Shin takes command at Wegmans
ROCHESTER, N.Y. — South Korean star Jiyai Shin, seeking her fifth win in 11 months, shot a 4-under 68 on Friday to vault into a three-stroke lead at the storm-plagued Wegmans LPGA.
“I really am happy with my putter — it’s really good,” the 21-year-old Shin said after moving to 11-under 133, a record low at the demanding Locust Hill course in suburban Rochester. “I would like to keep this feeling through tomorrow and the final round.”
Play was interrupted by thunderstorms for nearly five hours, then called off at 8:37 p.m. as darkness fell. In all, 71 players will complete their second round Saturday morning, including Tiger Woods’ niece, Cheyenne, who was battling to make the cut.
Morgan Pressel was in second place at 8 under through 13 holes.
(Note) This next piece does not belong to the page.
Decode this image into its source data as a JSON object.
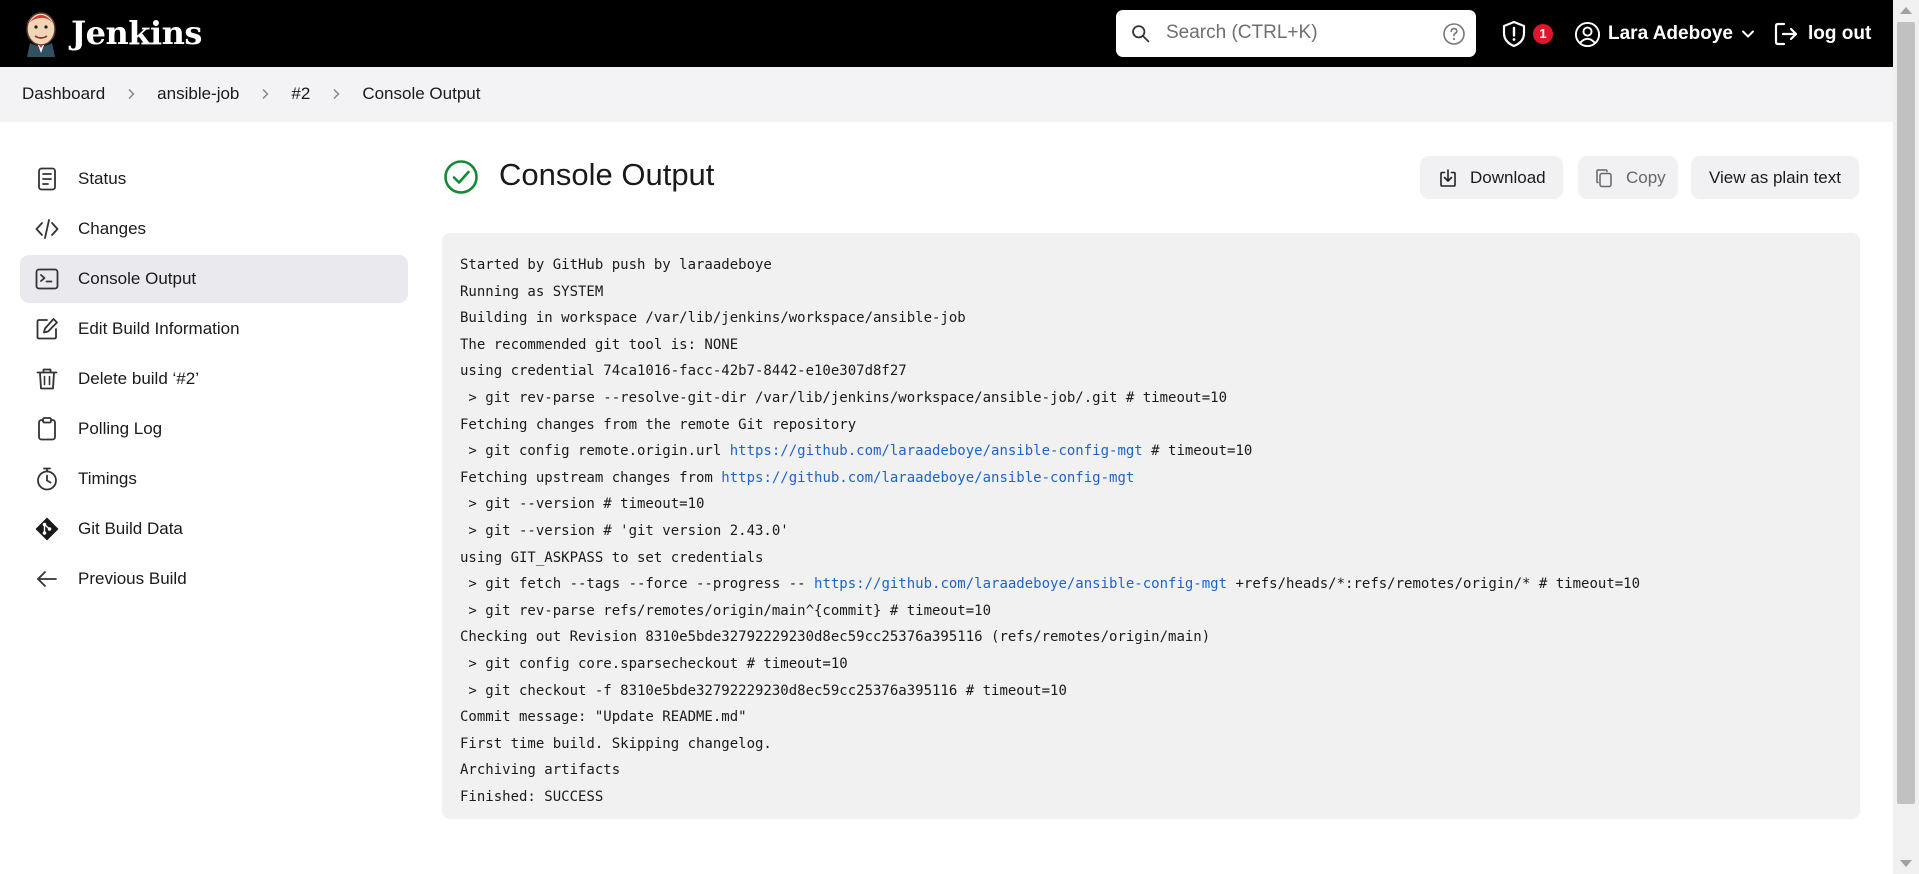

That was one better than Kristy McPherson on the same hole, Michelle Wie through 10 holes and Stacy Lewis through 14 holes. First-round leader Sandra Gal of Germany, blaming fatigue for a string of wayward tee shots on the back nine, shot a 1-over 73 to drop to 7 under.
Last year, Shin became the first non-LPGA member to win three events. She reeled in the Women’s British Open last August, then followed with late-season wins in the Mizuno Classic and ADT Championship. In March, she captured the HSBC Women’s Champions in Singapore for her first victory as a tour member.
Her steadfast accuracy off the tee box and the fairways got her within 3 feet for early birdies on Nos. 3 and 4. Her only bogey came when she caught a greenside bunker at No. 10. As Gal faltered, she took the lead with an 8-foot birdie putt on No. 14 and widened the gap atop the leaderboard when she birdied from 6 feet at the par-5 17th.
On Tuesday afternoon, Shin spent nearly five hours practicing her putting at Locust Hill, a traditional, tree-lined course with compact, undulating greens. “So it was easy play with my putter,” she said with a shy smile.
Gal, 24, who grew up near Cologne, was a two-time all-American in her three seasons at the University of Florida and the top-ranked European amateur in 2007. In her second year on tour, her best finish was a tie for fifth at last month’s LPGA Corning Classic.
“I’m in the hunt for the weekend, so I can’t complain,” she said. “I just accept it as it is and move forward.”
From the 12th hole onward, “I started hitting a few drives crooked, maybe it was tiredness,” she said. After knocking in a 15-foot birdie putt on No. 11, she got caught in heavy rough for bogeys on Nos. 12 and 14 and double-bogeyed No. 16, when she fluffed a chip, landed in a bunker and then missed a 7-foot putt.
Woods, making her first start on the professional tour by way of a sponsor exemption, was at 1 over through 10 holes. If that score holds up, it might just be enough to get the 18-year-old into weekend play.
Defending champion Eun-Hee Ji was in much more difficult straits: 6 over through 13 holes.
The $2 million tournament drew 18 of the season’s top 20 money winners, including No. 1 Cristie Kerr, who was at 1 under through 12 holes. Absent is Lorena Ochoa, the world’s top-ranked player, and Suzann Pettersen, the runner-up here last June.